The farmer owning the system is very happy for his decision and emphasizes the benefits of having a local supplier and thus the service and maintenance easily available.

The established farm-scale plants have received considerable attention – new investments are planned and decided in other farms, housing associations and in industry/commerce. The Finnish GREBE partner, Karelia UAS, invests in demonstration PV plant.The investment is part of the Sirkkala Energy Park and will provide open-access information for all interested stakeholders.

More information available at: Green Energy Finland, Mirotex Oy.

GREBE Project meets in Inverness

The GREBE Project met in Scotland last week for their third project meeting.  As part of the meeting, GREBE met with another NPA funded project ‘FREED’ on Monday 5th June to discuss synergies between the two projects.  We then had two days for meetings to discuss the project activities and the reports on policy initiatives, funding mechanisms and climatic challenges of the NPA region which we will publish in September.  On the fourth day of our meeting, our Scottish partner, the Environmental Research Institute (ERI) organised site visits to look at renewable energy technologies in use in different areas.

Our first visit was to Dingwall Wind Co-Op http://dingwallwind.org.uk/.  The Dingwall Wind Co-op owns and runs a 250kW wind turbine just above Dingwall in Ross-shire.  The turbine is the first 100% co-operatively owned wind development in Scotland. The co-op was launched in September 2013 and the turbine was commissioned on the 16th of June 2014.  There are 179 members of the co-op, 90% of whom are from the local area. The co-op will contribute to a community fund estimated at between £2000 and £8000/year. Members of the co-op receive a good return on their investment and EIS tax relief. The landowners, who originated the project, receive a rental payment for use of their land.

Dingwall Co-op

Our next visit to John McKenzie at Scroggie Farm http://flyingfarmer.co/john-mckenzie/green-energy.  Using his own farm as a starting point, in 2009 John took his various experiences, particularly those from visiting the remote islands of Scotland, and embarked on a number of projects to promote local energy production and saving. The result is a farm that harnesses the wind, rain and sun for energy production.  The systems at the farm include Wind, Hydro(on and off grid), Solar PV, Solar Gain, Solar Thermal, Biomass, Electric Car.  Off-grid hydro equipment supplied by Powerspout Hydro Turbines.
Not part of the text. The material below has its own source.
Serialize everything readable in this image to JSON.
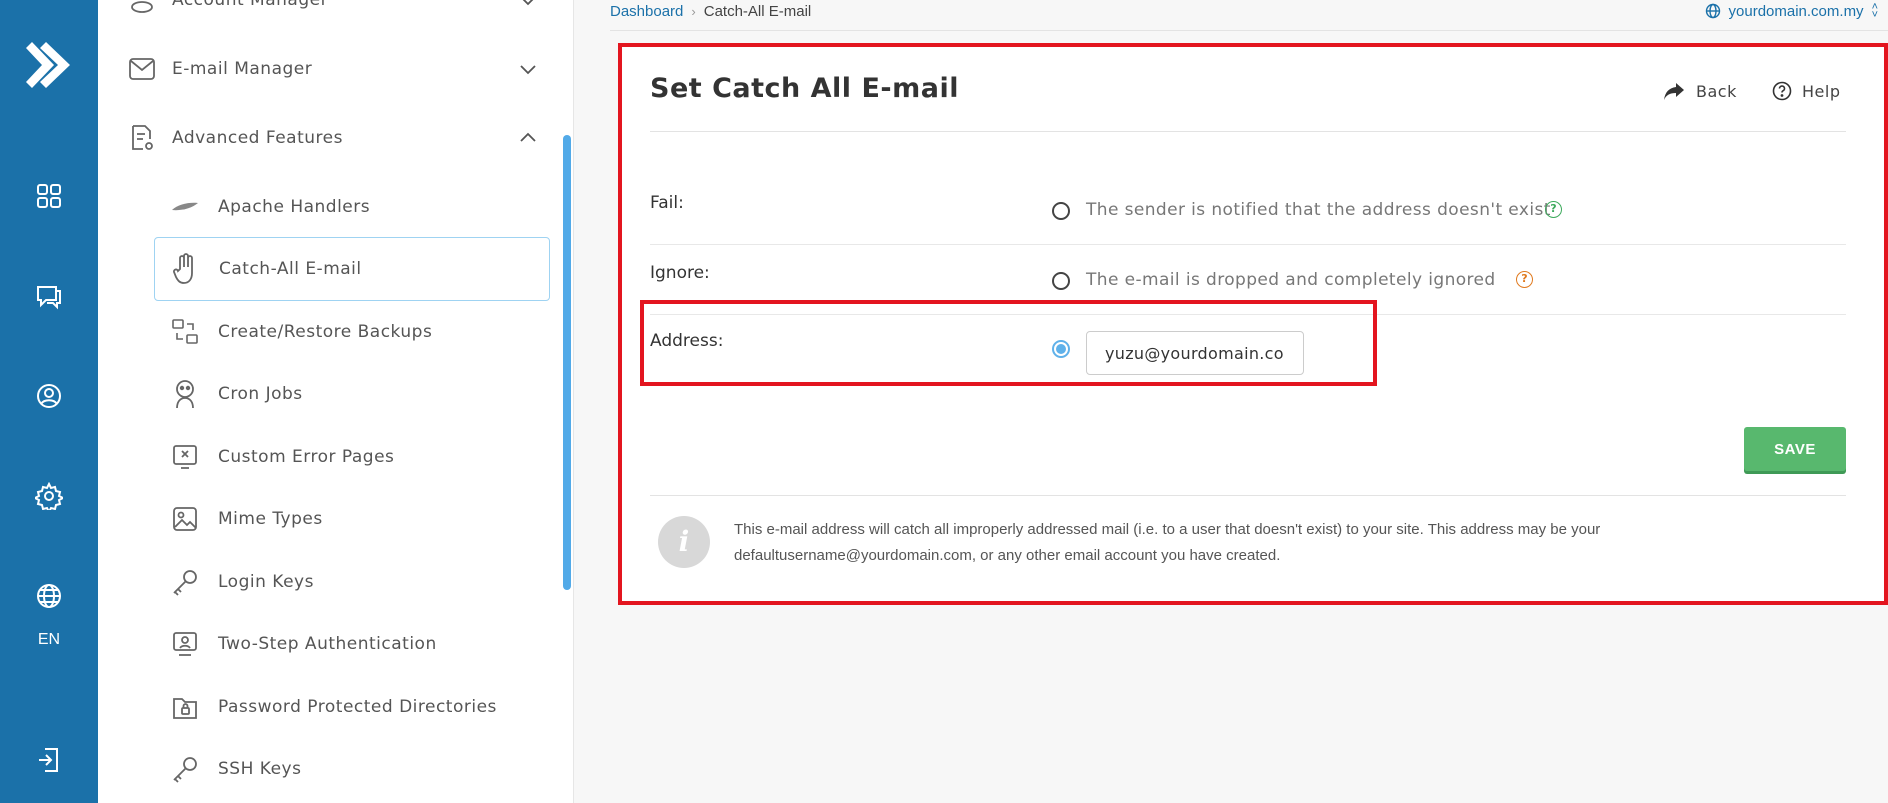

We then visited to Black Isle Brewery http://www.blackislebrewery.com/, which is an organic brewery and use a biomass fed boiler to heat their HLT.

Our last visit of the day was to see a new 4MW biomass steam boiler at Tomatin Distillery http://www.tomatin.com/.  This biomass boiler is fuelled by locally produced wood pellets, provided by Balcas which allows Tomatin to displace the majority of the distillery’s heavy fuel oil and, in doing so, cut its carbon emissions.

 

Sinikasvis – Biomass-based CHP and PV at farm-scale

Sinikasvis image 09-06-2016

Sinikasvis is a limited partnership located in Sukeva, Northern Savo. The berry farm has unique energy production system consisting of a biomass –based co-production of heat by Spanner Re2 unit and 15 kW PV system.

The Finnish GREBE partners, LUKE and Karelia UAS, visited Sinikasvis for compiling a case study for the GREBE project on biomass-based CHP. The recently invested system, Spanner Re2 (30 kW for electricity, 80 kW for heat) is the first of a kind in the region, but has number of references around Europe. The energy consumption (140 000 kWh/a) is highest in winter peak times, but also in late summer as berry farm needs energy for freezers and dryers. The woodchips are high quality (below 10% moisture and even-sized) and produced by the farmer form his own forest.

Sinikasvis is part of the E-farm network demonstrating renewable energy solutions in Finland. The farm is also producer of Farmivirta – Farm Power – concept of Oulun Energia, selling renewable electricity produced by micro- and small-scale producers.

The GREBE project will prepare a case study report about the Sinikasvis farm, which will then be available as good example case for biomass-based CHP solution for the Northern Periphery regions and GREBE partner countries.

More information available at: E-Farm (In Finnish); Spanner Re2; Farmivirta